Australian architect Robin Boyd (1919–1971) advocated tirelessly for the voice of Australian architects so that there could be an architecture that might speak to Australian conditions and sensibilities.His legacy continues in the work of contemporary Australian architects yet also prompts a way forward for architecture particularly in relationship to the landscapes they inhabit through a quality of continuous space found in his work where the buildings are spatially reliant and sympathetic to the places they occupy.
A selection of 22 projects are documented comprehensively in this book for the first time. This slice through Boyd’s body of work reveals a gifted, complex and contemporary thinker.
Table of Contents

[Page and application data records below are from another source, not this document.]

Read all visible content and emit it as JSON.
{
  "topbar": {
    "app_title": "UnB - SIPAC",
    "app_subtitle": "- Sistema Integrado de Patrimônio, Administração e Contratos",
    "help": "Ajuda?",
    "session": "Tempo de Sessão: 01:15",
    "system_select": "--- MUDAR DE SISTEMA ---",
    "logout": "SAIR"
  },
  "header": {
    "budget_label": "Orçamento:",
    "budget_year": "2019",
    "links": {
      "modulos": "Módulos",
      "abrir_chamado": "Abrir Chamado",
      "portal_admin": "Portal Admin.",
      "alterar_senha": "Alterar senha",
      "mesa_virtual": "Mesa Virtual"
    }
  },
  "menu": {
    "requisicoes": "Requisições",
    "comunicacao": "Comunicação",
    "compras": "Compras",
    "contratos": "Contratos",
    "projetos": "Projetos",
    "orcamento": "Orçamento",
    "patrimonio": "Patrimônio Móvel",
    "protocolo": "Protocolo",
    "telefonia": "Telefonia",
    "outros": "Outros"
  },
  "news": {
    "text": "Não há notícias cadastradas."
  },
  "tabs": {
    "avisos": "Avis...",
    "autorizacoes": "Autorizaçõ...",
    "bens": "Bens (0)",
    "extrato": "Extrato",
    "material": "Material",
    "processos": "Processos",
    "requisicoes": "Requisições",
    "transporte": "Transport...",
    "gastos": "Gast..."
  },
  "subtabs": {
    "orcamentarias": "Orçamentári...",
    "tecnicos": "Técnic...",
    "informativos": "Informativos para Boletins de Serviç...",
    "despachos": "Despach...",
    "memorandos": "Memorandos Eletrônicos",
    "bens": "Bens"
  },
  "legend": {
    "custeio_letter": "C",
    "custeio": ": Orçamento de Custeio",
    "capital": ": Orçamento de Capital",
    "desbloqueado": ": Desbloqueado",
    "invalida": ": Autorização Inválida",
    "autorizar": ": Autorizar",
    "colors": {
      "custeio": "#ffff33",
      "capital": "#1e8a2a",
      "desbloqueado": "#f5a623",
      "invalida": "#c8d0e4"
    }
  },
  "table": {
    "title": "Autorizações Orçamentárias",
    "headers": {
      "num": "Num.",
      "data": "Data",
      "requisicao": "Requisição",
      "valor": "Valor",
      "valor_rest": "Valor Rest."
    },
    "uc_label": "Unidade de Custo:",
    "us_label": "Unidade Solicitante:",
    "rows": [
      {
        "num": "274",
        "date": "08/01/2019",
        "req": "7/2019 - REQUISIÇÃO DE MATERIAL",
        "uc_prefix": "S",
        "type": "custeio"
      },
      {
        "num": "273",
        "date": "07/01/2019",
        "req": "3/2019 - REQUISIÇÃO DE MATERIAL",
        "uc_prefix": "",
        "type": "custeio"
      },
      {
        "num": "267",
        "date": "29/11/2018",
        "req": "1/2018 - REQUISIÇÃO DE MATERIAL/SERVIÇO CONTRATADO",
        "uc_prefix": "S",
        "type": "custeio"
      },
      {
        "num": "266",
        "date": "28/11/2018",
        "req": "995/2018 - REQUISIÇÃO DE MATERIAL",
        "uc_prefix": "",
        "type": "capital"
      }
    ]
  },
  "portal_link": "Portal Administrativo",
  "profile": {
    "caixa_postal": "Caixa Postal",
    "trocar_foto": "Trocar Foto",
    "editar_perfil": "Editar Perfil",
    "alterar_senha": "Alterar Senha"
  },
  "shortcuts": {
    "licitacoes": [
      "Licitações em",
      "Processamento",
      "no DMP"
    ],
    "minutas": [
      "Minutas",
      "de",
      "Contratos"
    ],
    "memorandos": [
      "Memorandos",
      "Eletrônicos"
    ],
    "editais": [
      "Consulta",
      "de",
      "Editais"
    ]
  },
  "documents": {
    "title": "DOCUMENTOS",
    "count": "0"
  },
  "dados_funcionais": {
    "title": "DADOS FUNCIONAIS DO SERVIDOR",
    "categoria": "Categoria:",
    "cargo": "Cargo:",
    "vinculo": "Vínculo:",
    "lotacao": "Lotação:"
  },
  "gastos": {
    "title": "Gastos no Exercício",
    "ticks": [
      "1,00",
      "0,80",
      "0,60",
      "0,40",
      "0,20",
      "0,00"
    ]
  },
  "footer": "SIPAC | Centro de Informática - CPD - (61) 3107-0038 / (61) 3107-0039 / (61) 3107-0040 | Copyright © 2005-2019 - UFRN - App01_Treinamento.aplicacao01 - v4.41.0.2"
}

Introduction, Part I: Robin Boyd: Spatial Continuity, References, Part II: Robin Boyd: Selected Works, 1. Boyd House 1 1947, 2. Gillison House 1952, 3. Manning Clark House 1952, 4. Finlay House 1952-53, 5. Fenner House 1953-54, 6.Bridgeford House 1954, 7. Richardson House 1954, 8. Holford House 1956, 9. Haughton James House 1956, 10. Southgate Fountain 1957-60, 11. Boyd House 2 1958, 12. Lloyd House 1959, 13. Clemson House 1959, 14. Domain Park Flats 1960-62, 15. Arnold House 1963-64, 16. Baker House 1964-66, 17. Baker 'Dower' House 1966-68, 18. Lawrence House and Flats 1966-68, 19. Farfor Holiday Houses 1966-68, 20. Mcclune House 1967-68, 21. Featherston House 1967-69, 22. Hegarty House 1969-1972
Mauro Baracco is a practising architect and a director of Baracco+Wright Architects. He has a PhD in Architecture from and is also an Associate Professor at RMIT University in the School of Architecture and Design, Melbourne, Australia where he was the Deputy Dean of Landscape Architecture (2013–15) and is currently the Deputy Dean of International. His teaching, research and practice activity places the architect in the role of strategic thinker across disciplinary boundaries.
Louise Wright is a practising Australian architect and a director of Baracco+Wright Architects. She has a PhD in architecture from and also is a sessional lecturer in design at RMIT University, Melbourne, Australia. Her architectural practice combines the academic and practice world. The work of Baracco+Wright Architects is shifting more and more towards landscape based approaches and has been described as quietly radical.